The late Sen. Everett Dirksen never said, “A billion here, a billion there, and pretty soon it adds up to real money.” But the quote has nevertheless become the go-to phrase when describing an escalation in spending or, in the design and construction industry, a project’s mounting costs.


It’s nice to know that the adage can work in reverse as well.


According to the Washington State Dept. of Transportation (WSDOT), the winning bid for replacing the southern end of the Alaskan Way Viaduct was $114.6 million—nearly $40 million under the state’s estimate of $152.6 million.


Should the bid from Skanksa USA Civil, Riverside, Cal., hold up, WSDOT will be getting a relative bargain to replace the southern mile of Seattle’s aging, seismically suspect downtown double-deck viaduct with a wider side-by-side roadway that meets current earthquake standards and provides better access to the sports stadiums and businesses of the city’s “SoDo” area.

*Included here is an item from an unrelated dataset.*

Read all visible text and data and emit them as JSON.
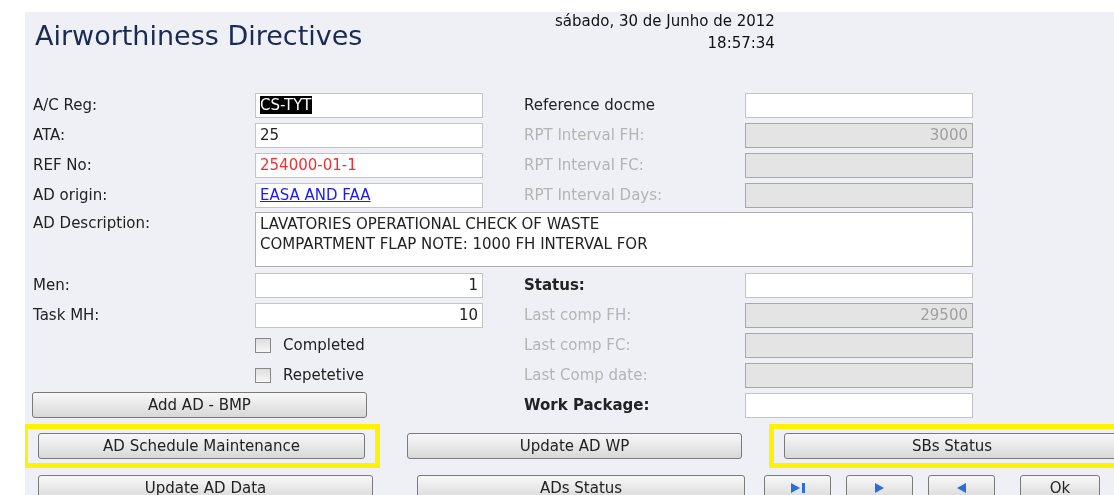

It also bodes well for the next step in the Viaduct replacement programconstructing a 2-mile tunnel bored 200 feet below street level that will carry four lanes of traffic. That project, scheduled to begin in 2011, has a current estimated price tag of $1.96 billion.


Needless to say, state and local officials greeted the news of the SoDo section’s low price with grins usually reserved for the baseball heroics of Ichiro Suzuki.  But it’s important to remember that this fire sale on construction services is due in part to the still-depressed economy, and the fact that a lot of the region’s workers, equipment, and materials aren’t being used elsewhere.

And despite the best efforts of WSDOT and its consultants to identify and manage the risks associated with constructing the tunnel, there’s no guarantee that its estimated cost will hold up. Economic factors could cause costs to skyrocket over the tunnel's multi-year construction period, there may be some unwelcome "surprises" hidden in the fill bordering Elliott Bay, or an earthquake could provide the knock-out blow to the existing Viaduct, which is currently planned to remain in service until the tunnel is complete. 

On the other hand, the low bid seems to verify what construction industry groups have been saying all along—now is THE time to build infrastructure. All it takes is having the money to do it.  

That’s good news for the Viaduct tunnel project, which is now looking like a good deal after initially being criticized for its high cost compared with other options (an at-grade boulevard or retrofitting of the existing structure).

$2.4 billion in committed funding for the entire project (including the “SoDo” section) from the state’s gas tax and federal sources, plus a $300 million contribution from the Port of Seattle. The balance will be made up through tolls.


But if these trends hold, WSDOT may find itself getting change back from its proverbial construction dollara million here, and a million there….